of myriad shapes in cocoa and bronze, copper and smoky black,
and in bas-relief —a ripe pear dangling from a leafy branch, the
swirling pinwheel petals of a sunflower in motion. These are the
organic tile compositions of internationally known Italian
sculptor, Siglinda Scarpa. And right along-side these
Elemental in Nature
Like a medieval alchemist, Scarpa
mixes minerals — copper oxide, iron, cobalt — with sawdust for
combustion, in a centuries-old Chinese firing technique. With
her hands she kneads this volatile elixir that, in the searing
heat of the kiln, will coalesce with the
clay, capturing an image in its
surface of the elements themselves — fire and earth.
Scarpa hand rolls the clay for her
variegated tiles. These half-inch slabs are bisque-fired to a
leather-hard texture, with some edges squared, some beveled and
others left ragged and irregular. “I like that these shapes are
uncontrolled. The imperfection touches me,” says the artist. She
cuts and breaks her slabs into varied shapes and sizes from six,
eight, 10 inches to fragments a mere fraction of an inch.
A visit to this
artist’s studio, the Goathouse Gallery, gives insight into the
source of the decoration that Scarpa sculpts and molds and
carves into her tiles. Walls of glass overlook rambling gardens.
Water and trees, sky, flowers,
images in the sun-struck Pittsboro studio of this artist in
clay, are radiant, flaming, dancing shapes
— plunging, coiled, unfolding, ebullient figures, like-
wise inspired by nature.
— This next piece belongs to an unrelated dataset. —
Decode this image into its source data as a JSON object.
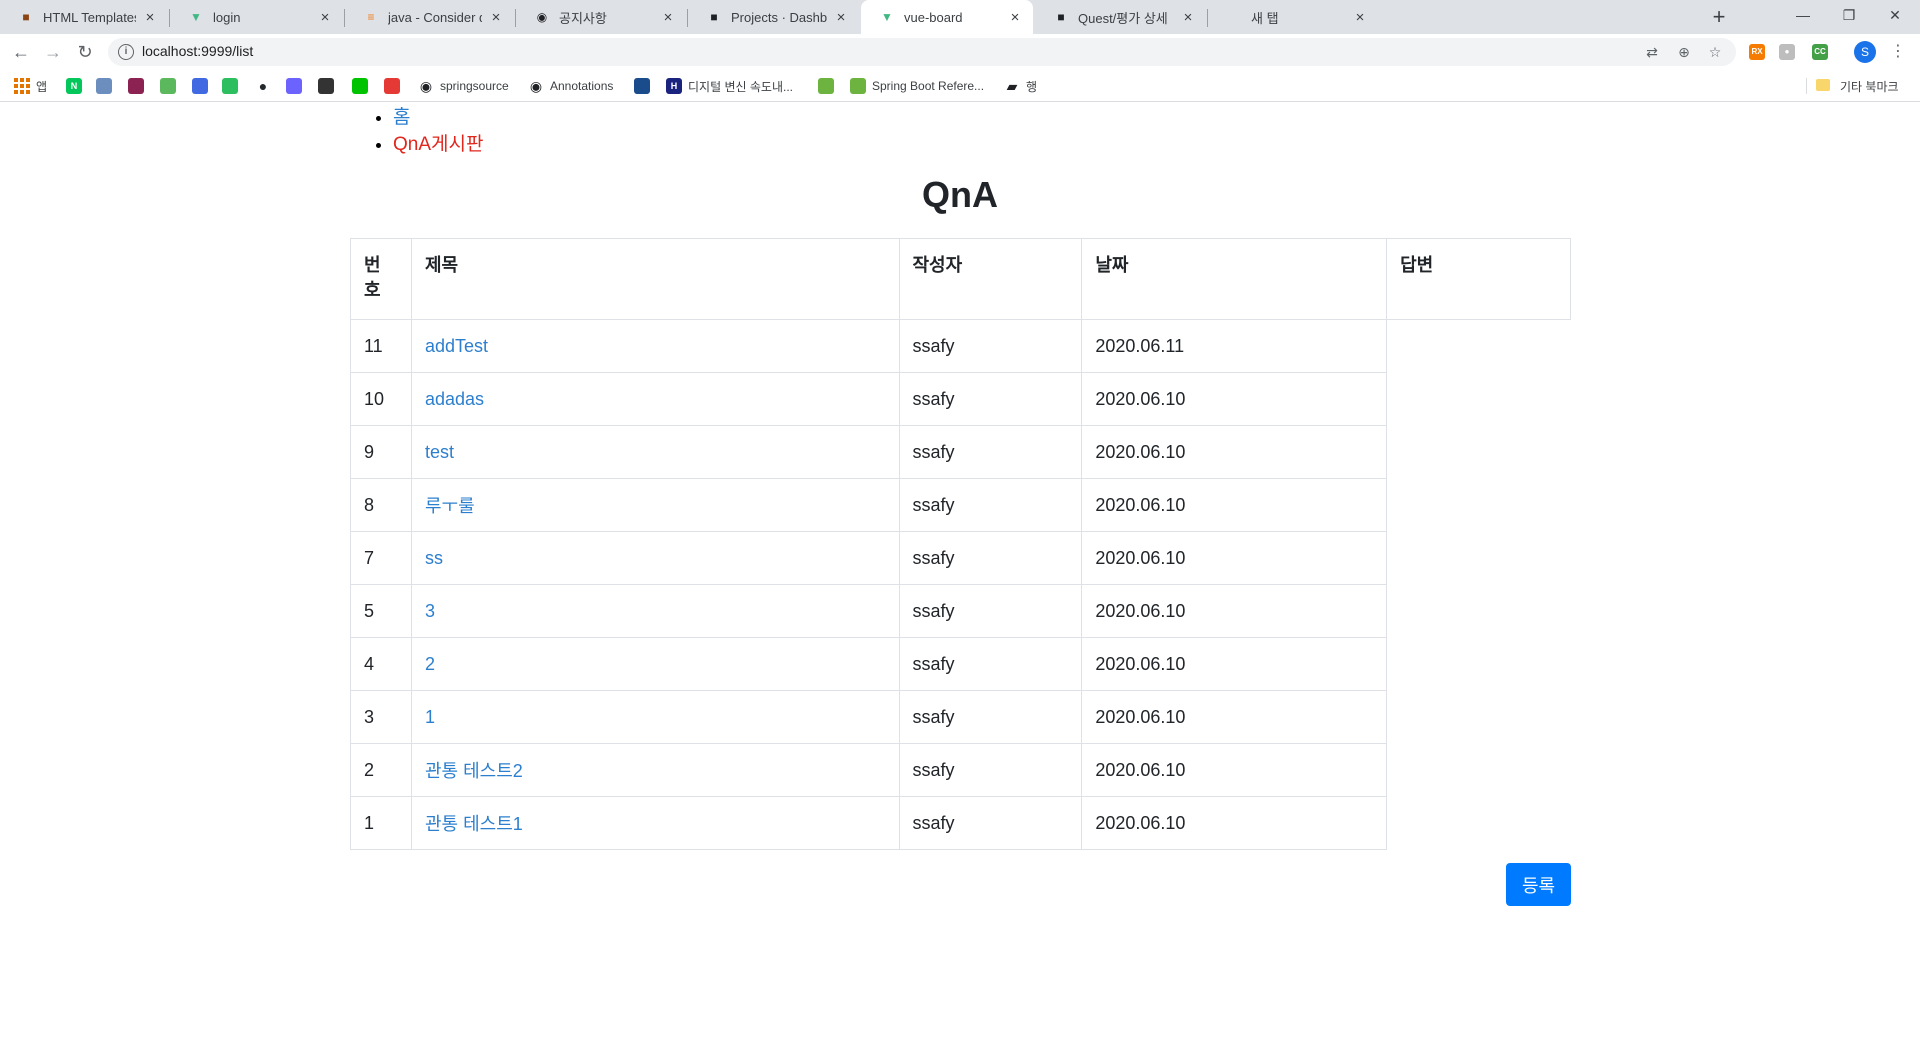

Where one is sensual, the other
is exuberant. Side by side, these latest works by the
renowned ceramic virtuoso signify the breadth and depth
of her creative genius.